**To do**
The records follow. Retype them without a single change.

**Working data**
►

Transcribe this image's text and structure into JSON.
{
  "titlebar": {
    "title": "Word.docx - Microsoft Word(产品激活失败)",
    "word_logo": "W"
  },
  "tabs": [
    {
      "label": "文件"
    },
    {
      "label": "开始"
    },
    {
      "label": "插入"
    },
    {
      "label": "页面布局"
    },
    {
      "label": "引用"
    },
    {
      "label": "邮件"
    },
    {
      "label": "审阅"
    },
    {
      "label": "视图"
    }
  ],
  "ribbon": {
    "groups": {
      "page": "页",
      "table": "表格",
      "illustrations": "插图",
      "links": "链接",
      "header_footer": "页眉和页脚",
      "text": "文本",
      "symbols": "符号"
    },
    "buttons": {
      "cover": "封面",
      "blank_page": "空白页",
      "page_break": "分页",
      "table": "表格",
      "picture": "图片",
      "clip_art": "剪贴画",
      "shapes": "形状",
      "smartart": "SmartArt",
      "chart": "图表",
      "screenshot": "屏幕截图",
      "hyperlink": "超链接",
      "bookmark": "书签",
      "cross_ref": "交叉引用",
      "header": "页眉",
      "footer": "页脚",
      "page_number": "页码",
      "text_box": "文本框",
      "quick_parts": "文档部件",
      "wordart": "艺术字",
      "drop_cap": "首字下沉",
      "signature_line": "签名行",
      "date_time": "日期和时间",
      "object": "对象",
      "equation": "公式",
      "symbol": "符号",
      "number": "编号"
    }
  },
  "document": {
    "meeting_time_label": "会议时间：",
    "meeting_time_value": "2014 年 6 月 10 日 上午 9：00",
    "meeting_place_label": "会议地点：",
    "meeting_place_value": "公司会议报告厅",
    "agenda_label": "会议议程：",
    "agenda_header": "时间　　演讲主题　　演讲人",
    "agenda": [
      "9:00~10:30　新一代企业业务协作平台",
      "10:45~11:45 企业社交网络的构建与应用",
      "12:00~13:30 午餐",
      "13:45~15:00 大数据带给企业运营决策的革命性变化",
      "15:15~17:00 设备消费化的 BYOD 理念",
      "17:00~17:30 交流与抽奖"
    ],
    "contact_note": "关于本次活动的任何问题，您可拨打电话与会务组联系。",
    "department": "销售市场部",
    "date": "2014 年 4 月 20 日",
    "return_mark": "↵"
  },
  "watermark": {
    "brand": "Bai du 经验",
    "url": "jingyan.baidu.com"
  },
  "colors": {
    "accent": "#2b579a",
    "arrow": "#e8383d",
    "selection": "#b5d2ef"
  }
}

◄

**Exercise answer**
Transcribe this image's text and structure into JSON.
{
  "titlebar": {
    "title": "Word.docx - Microsoft Word(产品激活失败)",
    "word_logo": "W"
  },
  "tabs": [
    {
      "label": "文件"
    },
    {
      "label": "开始"
    },
    {
      "label": "插入"
    },
    {
      "label": "页面布局"
    },
    {
      "label": "引用"
    },
    {
      "label": "邮件"
    },
    {
      "label": "审阅"
    },
    {
      "label": "视图"
    }
  ],
  "ribbon": {
    "groups": {
      "page": "页",
      "table": "表格",
      "illustrations": "插图",
      "links": "链接",
      "header_footer": "页眉和页脚",
      "text": "文本",
      "symbols": "符号"
    },
    "buttons": {
      "cover": "封面",
      "blank_page": "空白页",
      "page_break": "分页",
      "table": "表格",
      "picture": "图片",
      "clip_art": "剪贴画",
      "shapes": "形状",
      "smartart": "SmartArt",
      "chart": "图表",
      "screenshot": "屏幕截图",
      "hyperlink": "超链接",
      "bookmark": "书签",
      "cross_ref": "交叉引用",
      "header": "页眉",
      "footer": "页脚",
      "page_number": "页码",
      "text_box": "文本框",
      "quick_parts": "文档部件",
      "wordart": "艺术字",
      "drop_cap": "首字下沉",
      "signature_line": "签名行",
      "date_time": "日期和时间",
      "object": "对象",
      "equation": "公式",
      "symbol": "符号",
      "number": "编号"
    }
  },
  "document": {
    "meeting_time_label": "会议时间：",
    "meeting_time_value": "2014 年 6 月 10 日 上午 9：00",
    "meeting_place_label": "会议地点：",
    "meeting_place_value": "公司会议报告厅",
    "agenda_label": "会议议程：",
    "agenda_header": "时间　　演讲主题　　演讲人",
    "agenda": [
      "9:00~10:30　新一代企业业务协作平台",
      "10:45~11:45 企业社交网络的构建与应用",
      "12:00~13:30 午餐",
      "13:45~15:00 大数据带给企业运营决策的革命性变化",
      "15:15~17:00 设备消费化的 BYOD 理念",
      "17:00~17:30 交流与抽奖"
    ],
    "contact_note": "关于本次活动的任何问题，您可拨打电话与会务组联系。",
    "department": "销售市场部",
    "date": "2014 年 4 月 20 日",
    "return_mark": "↵"
  },
  "watermark": {
    "brand": "Bai du 经验",
    "url": "jingyan.baidu.com"
  },
  "colors": {
    "accent": "#2b579a",
    "arrow": "#e8383d",
    "selection": "#b5d2ef"
  }
}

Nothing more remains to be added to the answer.